Source records:
'''

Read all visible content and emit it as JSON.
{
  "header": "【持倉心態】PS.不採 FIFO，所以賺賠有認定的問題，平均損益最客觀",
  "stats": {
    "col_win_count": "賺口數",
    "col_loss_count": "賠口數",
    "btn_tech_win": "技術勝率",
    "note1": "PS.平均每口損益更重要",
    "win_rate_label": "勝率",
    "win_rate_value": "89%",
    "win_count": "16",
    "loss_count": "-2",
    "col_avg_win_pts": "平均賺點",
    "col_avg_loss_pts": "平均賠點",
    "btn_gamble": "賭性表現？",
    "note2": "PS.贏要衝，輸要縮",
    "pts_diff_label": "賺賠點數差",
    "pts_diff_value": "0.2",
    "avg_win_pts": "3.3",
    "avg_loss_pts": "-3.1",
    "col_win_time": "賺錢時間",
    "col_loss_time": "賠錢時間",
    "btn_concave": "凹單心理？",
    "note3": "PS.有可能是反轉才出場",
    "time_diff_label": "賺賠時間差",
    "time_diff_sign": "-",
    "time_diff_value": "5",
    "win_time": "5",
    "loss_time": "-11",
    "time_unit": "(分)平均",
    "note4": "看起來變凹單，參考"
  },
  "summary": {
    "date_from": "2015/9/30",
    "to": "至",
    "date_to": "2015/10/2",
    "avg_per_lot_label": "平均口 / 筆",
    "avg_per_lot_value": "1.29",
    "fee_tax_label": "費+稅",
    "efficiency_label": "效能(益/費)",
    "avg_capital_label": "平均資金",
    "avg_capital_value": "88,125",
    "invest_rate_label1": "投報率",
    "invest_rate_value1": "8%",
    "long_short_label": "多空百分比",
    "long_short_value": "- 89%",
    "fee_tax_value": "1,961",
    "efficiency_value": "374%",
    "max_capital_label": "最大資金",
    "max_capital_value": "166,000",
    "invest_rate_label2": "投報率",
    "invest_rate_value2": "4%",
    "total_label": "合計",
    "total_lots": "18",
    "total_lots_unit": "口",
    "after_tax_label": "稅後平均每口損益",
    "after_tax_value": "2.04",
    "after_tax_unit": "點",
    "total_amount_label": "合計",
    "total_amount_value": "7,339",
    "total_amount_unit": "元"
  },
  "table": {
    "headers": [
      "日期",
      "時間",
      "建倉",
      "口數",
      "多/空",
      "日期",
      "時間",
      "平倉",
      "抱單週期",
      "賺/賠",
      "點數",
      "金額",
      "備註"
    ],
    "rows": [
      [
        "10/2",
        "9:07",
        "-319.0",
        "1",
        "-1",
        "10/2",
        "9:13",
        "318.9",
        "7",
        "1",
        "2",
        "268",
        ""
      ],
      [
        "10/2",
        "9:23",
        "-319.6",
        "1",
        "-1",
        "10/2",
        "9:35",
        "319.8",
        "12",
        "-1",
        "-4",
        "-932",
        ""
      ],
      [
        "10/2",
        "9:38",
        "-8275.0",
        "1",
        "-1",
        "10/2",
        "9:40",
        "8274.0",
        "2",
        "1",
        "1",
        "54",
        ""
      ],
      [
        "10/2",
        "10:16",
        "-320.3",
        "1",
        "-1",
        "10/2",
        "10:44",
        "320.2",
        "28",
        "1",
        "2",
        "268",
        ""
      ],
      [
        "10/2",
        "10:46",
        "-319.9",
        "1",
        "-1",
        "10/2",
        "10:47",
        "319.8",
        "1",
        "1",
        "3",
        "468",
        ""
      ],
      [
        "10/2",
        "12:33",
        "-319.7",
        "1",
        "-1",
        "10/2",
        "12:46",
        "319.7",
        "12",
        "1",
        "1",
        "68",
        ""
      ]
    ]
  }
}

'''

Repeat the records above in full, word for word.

Read all visible content and emit it as JSON.
{
  "header": "【持倉心態】PS.不採 FIFO，所以賺賠有認定的問題，平均損益最客觀",
  "stats": {
    "col_win_count": "賺口數",
    "col_loss_count": "賠口數",
    "btn_tech_win": "技術勝率",
    "note1": "PS.平均每口損益更重要",
    "win_rate_label": "勝率",
    "win_rate_value": "89%",
    "win_count": "16",
    "loss_count": "-2",
    "col_avg_win_pts": "平均賺點",
    "col_avg_loss_pts": "平均賠點",
    "btn_gamble": "賭性表現？",
    "note2": "PS.贏要衝，輸要縮",
    "pts_diff_label": "賺賠點數差",
    "pts_diff_value": "0.2",
    "avg_win_pts": "3.3",
    "avg_loss_pts": "-3.1",
    "col_win_time": "賺錢時間",
    "col_loss_time": "賠錢時間",
    "btn_concave": "凹單心理？",
    "note3": "PS.有可能是反轉才出場",
    "time_diff_label": "賺賠時間差",
    "time_diff_sign": "-",
    "time_diff_value": "5",
    "win_time": "5",
    "loss_time": "-11",
    "time_unit": "(分)平均",
    "note4": "看起來變凹單，參考"
  },
  "summary": {
    "date_from": "2015/9/30",
    "to": "至",
    "date_to": "2015/10/2",
    "avg_per_lot_label": "平均口 / 筆",
    "avg_per_lot_value": "1.29",
    "fee_tax_label": "費+稅",
    "efficiency_label": "效能(益/費)",
    "avg_capital_label": "平均資金",
    "avg_capital_value": "88,125",
    "invest_rate_label1": "投報率",
    "invest_rate_value1": "8%",
    "long_short_label": "多空百分比",
    "long_short_value": "- 89%",
    "fee_tax_value": "1,961",
    "efficiency_value": "374%",
    "max_capital_label": "最大資金",
    "max_capital_value": "166,000",
    "invest_rate_label2": "投報率",
    "invest_rate_value2": "4%",
    "total_label": "合計",
    "total_lots": "18",
    "total_lots_unit": "口",
    "after_tax_label": "稅後平均每口損益",
    "after_tax_value": "2.04",
    "after_tax_unit": "點",
    "total_amount_label": "合計",
    "total_amount_value": "7,339",
    "total_amount_unit": "元"
  },
  "table": {
    "headers": [
      "日期",
      "時間",
      "建倉",
      "口數",
      "多/空",
      "日期",
      "時間",
      "平倉",
      "抱單週期",
      "賺/賠",
      "點數",
      "金額",
      "備註"
    ],
    "rows": [
      [
        "10/2",
        "9:07",
        "-319.0",
        "1",
        "-1",
        "10/2",
        "9:13",
        "318.9",
        "7",
        "1",
        "2",
        "268",
        ""
      ],
      [
        "10/2",
        "9:23",
        "-319.6",
        "1",
        "-1",
        "10/2",
        "9:35",
        "319.8",
        "12",
        "-1",
        "-4",
        "-932",
        ""
      ],
      [
        "10/2",
        "9:38",
        "-8275.0",
        "1",
        "-1",
        "10/2",
        "9:40",
        "8274.0",
        "2",
        "1",
        "1",
        "54",
        ""
      ],
      [
        "10/2",
        "10:16",
        "-320.3",
        "1",
        "-1",
        "10/2",
        "10:44",
        "320.2",
        "28",
        "1",
        "2",
        "268",
        ""
      ],
      [
        "10/2",
        "10:46",
        "-319.9",
        "1",
        "-1",
        "10/2",
        "10:47",
        "319.8",
        "1",
        "1",
        "3",
        "468",
        ""
      ],
      [
        "10/2",
        "12:33",
        "-319.7",
        "1",
        "-1",
        "10/2",
        "12:46",
        "319.7",
        "12",
        "1",
        "1",
        "68",
        ""
      ]
    ]
  }
}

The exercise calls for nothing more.